+ Heard the one about the Jewish Palestinian? Or the Palestinian Jew...


* Checkpoint Chana, examines the point at which pro-Palestinian criticism of the Israeli Government becomes anti-Semitism, 18, 19, 20 March, Finborough Theatre, 118 Finborough Road, SW10. Info: 0844 847 1652/

+ Bev faces poetic justice for her poetic licence


* Br'er Cotton, follows a boy growing up in a world where black men are in danger, Theatre 503, Battersea Park Road, SW11, until 31 March. Info: 7978 7040


* Don't Stop Thinking About Tomorrow, man-made climate change - the musical, £12.50-£20/ conc £.50-£15, ChickenShed, N14, until 31 March. Info: 8292 9222/ 

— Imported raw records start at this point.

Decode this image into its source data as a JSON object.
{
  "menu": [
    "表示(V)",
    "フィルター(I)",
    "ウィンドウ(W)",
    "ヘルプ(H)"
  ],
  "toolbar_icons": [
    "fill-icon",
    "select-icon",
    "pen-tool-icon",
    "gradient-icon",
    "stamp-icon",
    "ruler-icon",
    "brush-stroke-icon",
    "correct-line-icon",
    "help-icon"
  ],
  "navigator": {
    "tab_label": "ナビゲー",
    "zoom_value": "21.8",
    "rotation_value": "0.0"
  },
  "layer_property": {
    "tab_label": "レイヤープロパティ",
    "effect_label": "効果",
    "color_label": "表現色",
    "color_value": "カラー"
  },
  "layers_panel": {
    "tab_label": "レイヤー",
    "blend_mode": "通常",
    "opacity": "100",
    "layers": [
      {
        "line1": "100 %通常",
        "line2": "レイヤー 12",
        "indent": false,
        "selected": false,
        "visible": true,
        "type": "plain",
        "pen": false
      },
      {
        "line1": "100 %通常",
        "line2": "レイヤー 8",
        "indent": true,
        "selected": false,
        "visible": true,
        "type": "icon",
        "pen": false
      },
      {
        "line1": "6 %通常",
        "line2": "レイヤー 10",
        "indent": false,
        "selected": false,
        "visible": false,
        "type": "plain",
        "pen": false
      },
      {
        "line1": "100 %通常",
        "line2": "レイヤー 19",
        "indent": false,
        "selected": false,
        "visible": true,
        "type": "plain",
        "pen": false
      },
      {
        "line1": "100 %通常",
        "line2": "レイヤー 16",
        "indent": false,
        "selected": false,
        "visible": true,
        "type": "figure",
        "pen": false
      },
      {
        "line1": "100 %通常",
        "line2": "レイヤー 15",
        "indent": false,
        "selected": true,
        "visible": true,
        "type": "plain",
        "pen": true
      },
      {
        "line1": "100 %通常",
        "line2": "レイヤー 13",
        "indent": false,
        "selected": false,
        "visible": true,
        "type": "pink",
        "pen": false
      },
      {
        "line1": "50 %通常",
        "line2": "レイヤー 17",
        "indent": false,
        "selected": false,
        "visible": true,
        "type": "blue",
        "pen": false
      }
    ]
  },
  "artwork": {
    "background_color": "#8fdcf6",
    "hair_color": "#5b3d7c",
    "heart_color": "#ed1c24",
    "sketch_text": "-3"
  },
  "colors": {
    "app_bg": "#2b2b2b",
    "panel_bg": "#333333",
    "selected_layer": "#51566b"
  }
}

* Beyond Borders, season of events (some free, some £15), on an Anglo-Middle Eastern axis, Omnibus Theatre, 1 Clapham Common Northside, SW4. Info: 7498 4699


from Tuesday 20 March

* The Head-Wrap Diaries, three characters tell their stories through a blend of house, waacking and vogue fused with African and contemporary dance and accompanied by a soundtrack of Afro house, folk, electronic dance music, jazz and Ghana gospel, 7.30pm, £14/£10, The Albany Theatre, Douglas Way, E8, until 24 March. Info: 8692 4446


from Wednesday 21 March

* Black Men Walking, three men walk through 500 years of Black British history, Royal Court, Sloane Square, SW1, until 7 April. Info: 7565 5000


Friday 23-Saturday 24 March

* Curfew, contemporary dance production by El-Funoun (Palestine) and Hawiyya Dance Company (UK) + Q&A, 7.30pm, £12/£14, Rich Mix









Monday 19 March

* Treasures of the Indus, 8pm, BBC4


Tuesday 20 March

* Great Indian Railway Journeys - Amritsar to Shimla, 8pm, BBC2

* Costing the Earth, 3.30pm, R4

* Free Thinking Festival: Power to the People?, 10pm, R3


Wednesday 21 March

* Costing the Earth, 9pm, R4


Thursday 22 March

* Civilisations, Mary Beard on art and religion, 9pm, BBC2

* From Our Own Correspondent, 11am, R4